I have a certain fondness for Ekiti people. The kind that often prompts a satisfying laugh, laughter that says — “I think you have a side that is helplessly dramatic but fascinating”. I am convinced that they share striking peculiarities —the flamboyance and loudness, the quick comebacks, the love for parties and pounded yam.
Yes, I am probably generalizing and the recognition of my own bias is the pinch of salt, the benefit of the doubt I give to every Ekiti person I meet. However, the true Ekiti, born and bred there always fit this stereotype. Always. Always, I have identified and teased them. Especially the females. They possess an aura I have felt before.
My mother is typically Ekiti and is perhaps the most interesting person I know. Interesting to watch. Even though our conversations work differently —hurried and routine, clad with mumbles about our connected challenges.
Her social media is as hilarious as her reaction to mine. She must consider herself an influencer. After claiming the strangest nomenclatures on Instagram, she prays God on WhatsApp to save her from my beard. I taught her social media in 2014 and immediately regretted it. If she knocked on my door by 11PM I would know that there was some needless Facebook post she wanted me to proofread.
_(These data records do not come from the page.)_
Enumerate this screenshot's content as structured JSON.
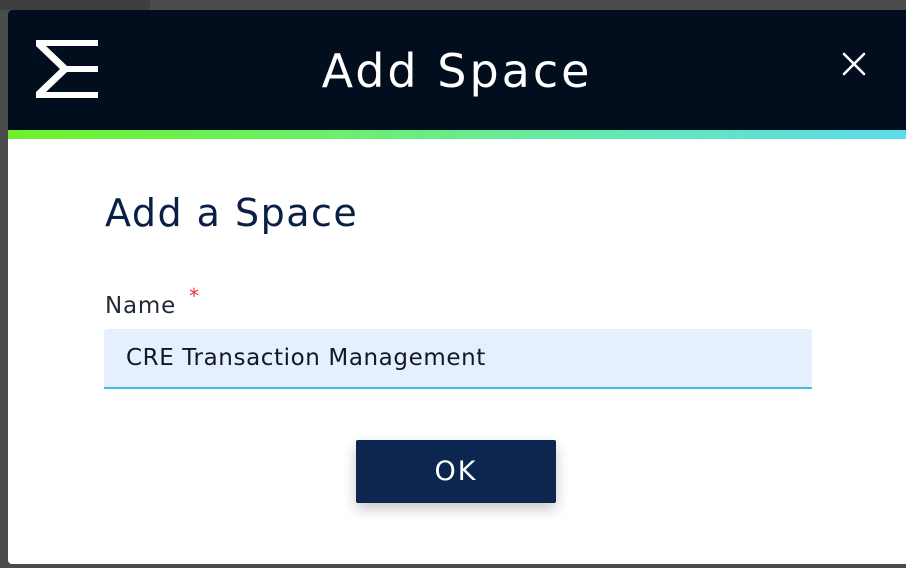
{
  "dialog": {
    "title": "Add Space",
    "close_label": "X",
    "logo_icon": "brand-logo-icon",
    "close_icon": "close-icon"
  },
  "form": {
    "heading": "Add a Space",
    "name_label": "Name",
    "required_marker": "*",
    "name_value": "CRE Transaction Management",
    "submit_label": "OK"
  },
  "colors": {
    "header_background": "#020d1d",
    "accent_gradient_start": "#6ef12a",
    "accent_gradient_end": "#5ddcec",
    "heading_color": "#0a1f44",
    "input_background": "#e6f0fd",
    "input_underline": "#3cbfe8",
    "button_background": "#0d2650",
    "required_color": "#e53935"
  }
}
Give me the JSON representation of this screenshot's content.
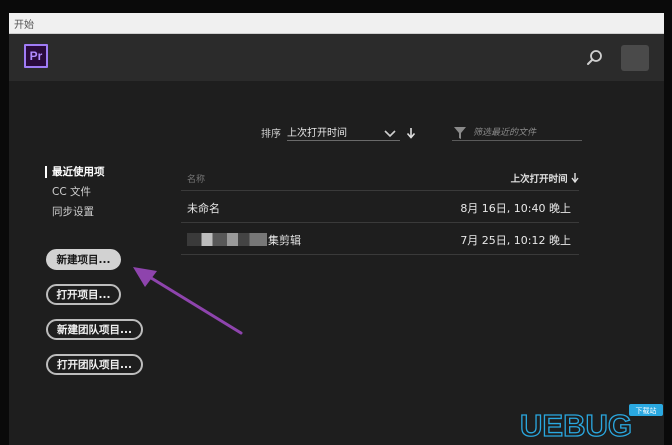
{
  "window": {
    "title": "开始"
  },
  "app": {
    "logo_text": "Pr"
  },
  "header": {
    "search_icon": "search-icon",
    "avatar": "avatar"
  },
  "sort": {
    "label": "排序",
    "selected": "上次打开时间",
    "direction_icon": "arrow-down-icon"
  },
  "filter": {
    "placeholder": "筛选最近的文件",
    "icon": "funnel-icon"
  },
  "nav": {
    "items": [
      {
        "label": "最近使用项",
        "active": true
      },
      {
        "label": "CC 文件",
        "active": false
      },
      {
        "label": "同步设置",
        "active": false
      }
    ]
  },
  "actions": {
    "new_project": "新建项目...",
    "open_project": "打开项目...",
    "new_team_project": "新建团队项目...",
    "open_team_project": "打开团队项目..."
  },
  "table": {
    "col_name": "名称",
    "col_date": "上次打开时间",
    "rows": [
      {
        "name": "未命名",
        "date": "8月 16日, 10:40 晚上"
      },
      {
        "name": "集剪辑",
        "date": "7月 25日, 10:12 晚上"
      }
    ]
  },
  "watermark": {
    "text": "UEBUG",
    "badge": "下载站",
    "accent_color": "#2aa8e0"
  },
  "colors": {
    "accent_purple": "#a07cf6",
    "annotation_arrow": "#8e44ad"
  }
}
My mother subconsciously preaches a truth that I now consider profound —that parents should have personalities outside their parenthood. It is good for them and their children. When my mother says she cannot let any child kill her, we believe.
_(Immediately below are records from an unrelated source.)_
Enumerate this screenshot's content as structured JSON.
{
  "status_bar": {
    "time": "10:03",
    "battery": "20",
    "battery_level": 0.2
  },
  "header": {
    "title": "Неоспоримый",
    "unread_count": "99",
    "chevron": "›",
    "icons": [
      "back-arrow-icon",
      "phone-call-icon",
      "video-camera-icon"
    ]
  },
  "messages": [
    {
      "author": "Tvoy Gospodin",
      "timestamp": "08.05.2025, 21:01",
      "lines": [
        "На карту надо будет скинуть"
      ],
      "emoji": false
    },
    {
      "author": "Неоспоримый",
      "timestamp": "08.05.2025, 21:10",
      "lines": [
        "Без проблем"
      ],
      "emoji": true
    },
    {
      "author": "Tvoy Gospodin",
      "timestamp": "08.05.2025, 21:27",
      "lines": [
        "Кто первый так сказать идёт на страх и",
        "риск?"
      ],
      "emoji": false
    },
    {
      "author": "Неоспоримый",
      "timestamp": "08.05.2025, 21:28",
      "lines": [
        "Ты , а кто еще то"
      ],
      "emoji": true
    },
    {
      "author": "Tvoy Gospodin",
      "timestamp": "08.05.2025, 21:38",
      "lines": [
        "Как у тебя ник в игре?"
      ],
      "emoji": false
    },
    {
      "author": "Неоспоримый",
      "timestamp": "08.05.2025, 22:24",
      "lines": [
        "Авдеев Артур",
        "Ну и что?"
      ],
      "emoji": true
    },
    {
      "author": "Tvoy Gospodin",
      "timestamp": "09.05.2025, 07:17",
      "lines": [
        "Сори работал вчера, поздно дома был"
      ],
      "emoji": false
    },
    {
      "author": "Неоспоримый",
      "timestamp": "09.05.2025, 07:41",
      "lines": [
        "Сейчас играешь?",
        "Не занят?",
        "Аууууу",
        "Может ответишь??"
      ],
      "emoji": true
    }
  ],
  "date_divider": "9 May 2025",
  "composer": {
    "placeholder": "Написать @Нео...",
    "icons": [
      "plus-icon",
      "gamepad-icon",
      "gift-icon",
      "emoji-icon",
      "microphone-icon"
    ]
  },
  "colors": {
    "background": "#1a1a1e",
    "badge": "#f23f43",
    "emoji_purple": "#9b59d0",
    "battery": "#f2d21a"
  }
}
All my life I have watched her perform scenes of ridiculousness upon scenes of unnecessariness. As a child I would shake my head after some dose of extra, swear I was tired of her drama. The audacity with which she announced her suspicions. The repetitions, the volume, the “I told you”. The feminine superpower of making everything someone else’s fault. The layers of meaning curiously mounted in her stares. The five, six relations she let live with us at once.
I often thought —I better not end up this way. I better not have to deal with this.
But I grew up to be thankful that I had free drama to watch, that my dear mother had personality, that I have funny stories to tell my wife and daughters. I realize that I had a fun childhood embellished with the color blot of my parents, so different, yet so in love.
These days I swear that I hate drama but do I? I love personality and consequence. I have no rewards for shyness. I love glamour and volume. I act like the whole world is paying attention. I am wildly introverted and extroverted at thesame time. I have become my mother.